Dr. Ruifeng He

Research Associate

Ruifeng’s work applied genomics and transcriptomics (and now proteomics) approaches to several project areas: rhizome-producing plant species, psyllids, insect vectors of significant plant pathogens, such as of Ca. Liberibacter asiaticus, the causative agent of Citrus Greening Disease (also called Huanglongbing, or HLB for short), and cultivated and wild rice. He now works for the USDA Agricultural Research Service. His LinkedIn page is here.

Former Graduate Students



Korey Brownstein, PhD

Molecular Plant Sciences Program

Korey’s research was connected by two themes: medicinal plants and metabolomics. In his first project area, funded by the National Science Foundation GRFP, he investigated the metabolome of some very interesting medicinal plants that have potentially potent anti-inflammatory properties, such as harpagoside producing devil’s claw (Harpagophytum procumbens) and other species in the Lamiales. In the second project, funded by an Archeometry Program grant from the National Science Foundation, he workied with Dr. Gang and Dr. Shannon Tushingham in WSU’s Anthropology Department to develop robust methods for identification of plants used anciently. He participated in the budding field of Ancient Residue Analysis. He now works for the USDA Agricutlural Research Service. His LinkedIn page is here.

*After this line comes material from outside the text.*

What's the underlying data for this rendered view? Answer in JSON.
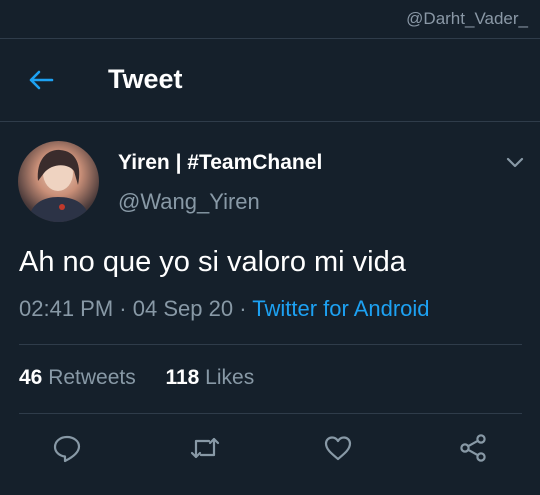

Xioayue “April” Chen, PhD

Molecular Plant Sciences Program

April’s research focused on the biology and biosynthesis of salvinorins and divinatorins in the medicinal plant, Salvia divinorum (Diviner’s Sage). Her publication describes the cloning and characterization of the enzyme that catalyzes the first step in the pathway to these interesting medicinal compounds. Salvinorin A is an unusual compound with significant psychiatric potential, as it is a kappa opioid receptor agonist. It is best known as the most potent natural hallucinogen known. She is now a Post-Doc at UC Berkeley. Her LinkedIn page is here.

Ruhnaz Kashfi, PhD

Department of Chemistry

Ruhnaz’s research involved application of mass spectrometry to identification and characterization of marine microbes. She worked on developing methods to identify unusual/novel strains of bacteria and improve our screening process. She also used LC-MS to characterize the metabolites produced by different bacterial isolates. Her focus was on identification of new anti-microbial compounds that could be turned into useful antibiotics. She is currently a Staff Scientist, Project Lead at Johnson & Johnson. Her LinkedIn page is here.

Rebecca Weed, PhD

Molecular Plant Sciences Program

Rebecca’s research focused on the application of metabolomics in basic plant biology, particularly the grasses. In one project, she compared the metabolomes of invasive haplotypes of common reed (Phragmites australis) to native strains. In a second study, she compared the metabolome, lipidome and transcriptome of P. australis to Giant Reed (Arundo donax). A third project included characterization of changes in the meta. bolome of wheat plants upon infection with Common Bunt (Tilletia caries). She is currently a Research Scholar of Mass Spectrometry in the Molecular Education, Technology and Research Innovation Center (METRIC) at North Carolina State University. Her LinkedIn page is here.



Abdelgader El Haddar, PhD Student

Department of Chemistry

Abdelgader’s research applied metabolomics approaches, coupled to phylogenetics, to study the evolution of diversity in marine microbes, particularly across varying climate ranges. He helped us develop our collection of marine microbes for natural product bioprospecting.